[Web page and app entries]
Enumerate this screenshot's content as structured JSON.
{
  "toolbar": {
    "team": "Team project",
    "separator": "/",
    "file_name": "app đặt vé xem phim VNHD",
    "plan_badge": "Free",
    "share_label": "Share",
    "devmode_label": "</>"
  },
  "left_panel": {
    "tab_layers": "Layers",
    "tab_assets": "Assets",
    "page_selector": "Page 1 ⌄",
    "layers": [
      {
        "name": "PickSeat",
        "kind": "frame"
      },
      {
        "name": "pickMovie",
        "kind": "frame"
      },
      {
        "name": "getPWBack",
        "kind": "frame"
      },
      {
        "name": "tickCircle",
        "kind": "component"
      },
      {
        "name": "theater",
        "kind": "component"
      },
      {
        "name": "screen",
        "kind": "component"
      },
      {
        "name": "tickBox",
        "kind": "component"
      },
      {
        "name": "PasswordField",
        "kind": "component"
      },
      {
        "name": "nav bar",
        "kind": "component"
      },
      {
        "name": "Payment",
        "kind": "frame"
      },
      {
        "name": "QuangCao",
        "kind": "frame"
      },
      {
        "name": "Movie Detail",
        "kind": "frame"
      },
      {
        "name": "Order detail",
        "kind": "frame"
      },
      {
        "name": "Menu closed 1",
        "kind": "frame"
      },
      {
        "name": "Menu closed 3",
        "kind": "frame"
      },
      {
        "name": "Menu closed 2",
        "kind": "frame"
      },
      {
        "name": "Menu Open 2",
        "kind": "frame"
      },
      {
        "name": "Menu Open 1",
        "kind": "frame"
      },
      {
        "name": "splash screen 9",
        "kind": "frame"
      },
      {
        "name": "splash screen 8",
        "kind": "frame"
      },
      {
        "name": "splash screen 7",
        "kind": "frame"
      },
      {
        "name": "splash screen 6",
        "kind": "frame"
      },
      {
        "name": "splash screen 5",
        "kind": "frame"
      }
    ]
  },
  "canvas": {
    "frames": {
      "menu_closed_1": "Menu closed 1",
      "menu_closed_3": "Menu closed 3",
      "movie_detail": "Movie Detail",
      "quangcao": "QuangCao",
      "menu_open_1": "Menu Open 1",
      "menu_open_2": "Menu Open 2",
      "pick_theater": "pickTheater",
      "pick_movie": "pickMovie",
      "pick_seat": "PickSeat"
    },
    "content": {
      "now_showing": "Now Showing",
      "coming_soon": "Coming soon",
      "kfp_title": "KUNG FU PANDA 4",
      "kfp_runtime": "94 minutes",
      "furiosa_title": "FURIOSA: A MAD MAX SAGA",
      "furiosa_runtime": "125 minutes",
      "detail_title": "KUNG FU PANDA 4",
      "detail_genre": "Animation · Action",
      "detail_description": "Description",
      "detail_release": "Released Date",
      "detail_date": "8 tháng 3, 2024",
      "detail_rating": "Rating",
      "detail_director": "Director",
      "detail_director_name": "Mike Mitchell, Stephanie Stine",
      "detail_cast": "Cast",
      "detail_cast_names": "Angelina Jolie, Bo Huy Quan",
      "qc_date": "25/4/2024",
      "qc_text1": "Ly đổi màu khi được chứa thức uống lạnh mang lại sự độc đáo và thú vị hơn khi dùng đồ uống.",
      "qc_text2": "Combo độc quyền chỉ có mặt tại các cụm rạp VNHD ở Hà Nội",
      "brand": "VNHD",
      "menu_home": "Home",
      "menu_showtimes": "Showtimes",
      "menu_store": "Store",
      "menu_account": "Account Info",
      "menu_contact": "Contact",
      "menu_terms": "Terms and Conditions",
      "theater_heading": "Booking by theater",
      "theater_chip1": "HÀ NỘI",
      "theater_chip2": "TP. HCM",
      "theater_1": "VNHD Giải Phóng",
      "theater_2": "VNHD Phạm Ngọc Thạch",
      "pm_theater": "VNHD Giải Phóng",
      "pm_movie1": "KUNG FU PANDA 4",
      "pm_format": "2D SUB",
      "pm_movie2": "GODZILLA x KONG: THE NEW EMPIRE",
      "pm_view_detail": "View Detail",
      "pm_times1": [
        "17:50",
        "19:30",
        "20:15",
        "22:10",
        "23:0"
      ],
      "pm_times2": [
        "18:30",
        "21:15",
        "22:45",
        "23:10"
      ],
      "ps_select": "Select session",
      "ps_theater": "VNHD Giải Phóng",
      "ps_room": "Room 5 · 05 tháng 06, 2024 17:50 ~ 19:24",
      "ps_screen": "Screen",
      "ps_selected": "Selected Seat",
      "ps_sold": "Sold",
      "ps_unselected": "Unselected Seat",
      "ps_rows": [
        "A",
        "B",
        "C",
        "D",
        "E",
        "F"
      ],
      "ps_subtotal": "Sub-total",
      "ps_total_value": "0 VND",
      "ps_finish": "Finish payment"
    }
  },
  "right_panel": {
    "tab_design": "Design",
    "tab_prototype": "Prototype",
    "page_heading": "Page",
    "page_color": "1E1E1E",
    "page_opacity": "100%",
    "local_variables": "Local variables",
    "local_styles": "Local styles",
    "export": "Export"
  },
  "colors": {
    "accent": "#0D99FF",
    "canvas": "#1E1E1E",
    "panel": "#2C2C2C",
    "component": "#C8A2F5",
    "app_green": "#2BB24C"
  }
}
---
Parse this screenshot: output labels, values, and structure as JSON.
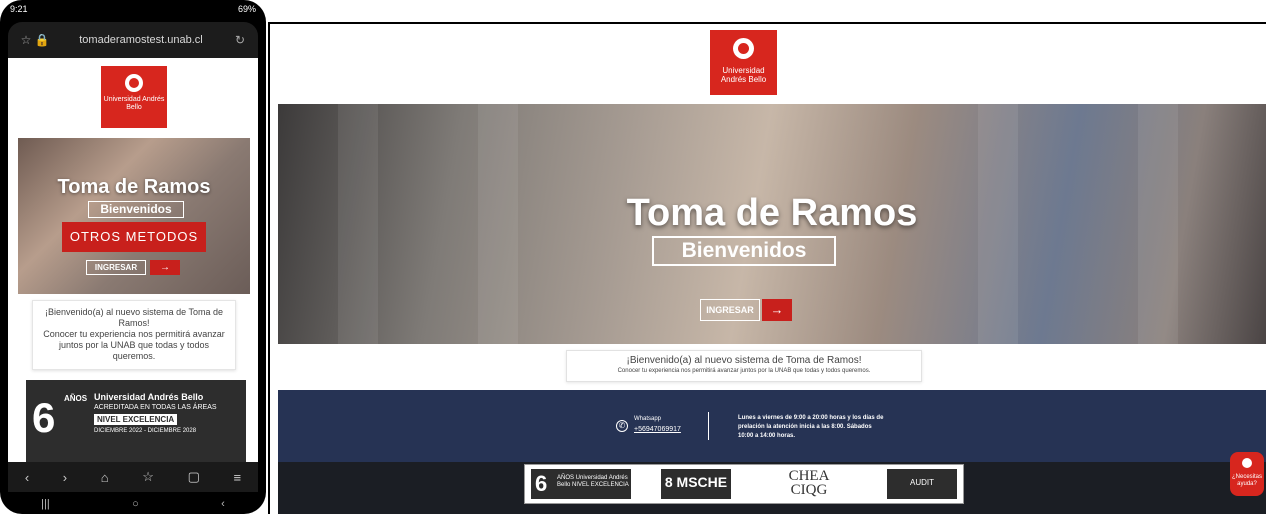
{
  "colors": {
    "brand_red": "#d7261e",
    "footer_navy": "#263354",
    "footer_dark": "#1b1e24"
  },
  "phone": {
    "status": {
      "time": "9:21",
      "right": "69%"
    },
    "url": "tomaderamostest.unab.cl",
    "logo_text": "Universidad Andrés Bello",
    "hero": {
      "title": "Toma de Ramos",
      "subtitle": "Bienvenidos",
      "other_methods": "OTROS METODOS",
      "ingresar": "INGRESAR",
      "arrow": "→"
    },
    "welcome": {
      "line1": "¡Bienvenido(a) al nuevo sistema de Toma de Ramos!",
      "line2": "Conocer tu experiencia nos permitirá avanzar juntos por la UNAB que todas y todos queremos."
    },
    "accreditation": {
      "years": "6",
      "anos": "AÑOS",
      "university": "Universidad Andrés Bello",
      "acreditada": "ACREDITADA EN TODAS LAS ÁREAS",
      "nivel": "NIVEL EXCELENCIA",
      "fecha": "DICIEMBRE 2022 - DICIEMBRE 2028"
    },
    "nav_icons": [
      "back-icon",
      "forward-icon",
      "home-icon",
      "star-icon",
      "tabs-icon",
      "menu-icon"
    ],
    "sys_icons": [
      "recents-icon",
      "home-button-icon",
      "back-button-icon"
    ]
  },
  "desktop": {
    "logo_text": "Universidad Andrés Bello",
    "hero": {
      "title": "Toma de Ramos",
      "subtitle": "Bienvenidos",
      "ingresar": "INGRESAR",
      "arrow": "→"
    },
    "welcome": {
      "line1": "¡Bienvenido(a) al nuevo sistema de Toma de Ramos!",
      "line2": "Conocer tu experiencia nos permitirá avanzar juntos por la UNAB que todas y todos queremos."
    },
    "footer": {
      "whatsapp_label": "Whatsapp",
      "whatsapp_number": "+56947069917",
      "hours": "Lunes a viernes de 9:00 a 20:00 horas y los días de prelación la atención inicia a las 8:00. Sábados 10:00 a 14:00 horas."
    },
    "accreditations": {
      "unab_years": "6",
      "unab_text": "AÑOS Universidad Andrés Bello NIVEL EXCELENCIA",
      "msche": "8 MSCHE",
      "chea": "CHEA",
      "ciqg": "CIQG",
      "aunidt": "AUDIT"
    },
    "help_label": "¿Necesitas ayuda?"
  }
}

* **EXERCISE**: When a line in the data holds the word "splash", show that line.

* **EXERCISE RESPONSE**:
        "name": "splash screen 9",
        "name": "splash screen 8",
        "name": "splash screen 7",
        "name": "splash screen 6",
        "name": "splash screen 5",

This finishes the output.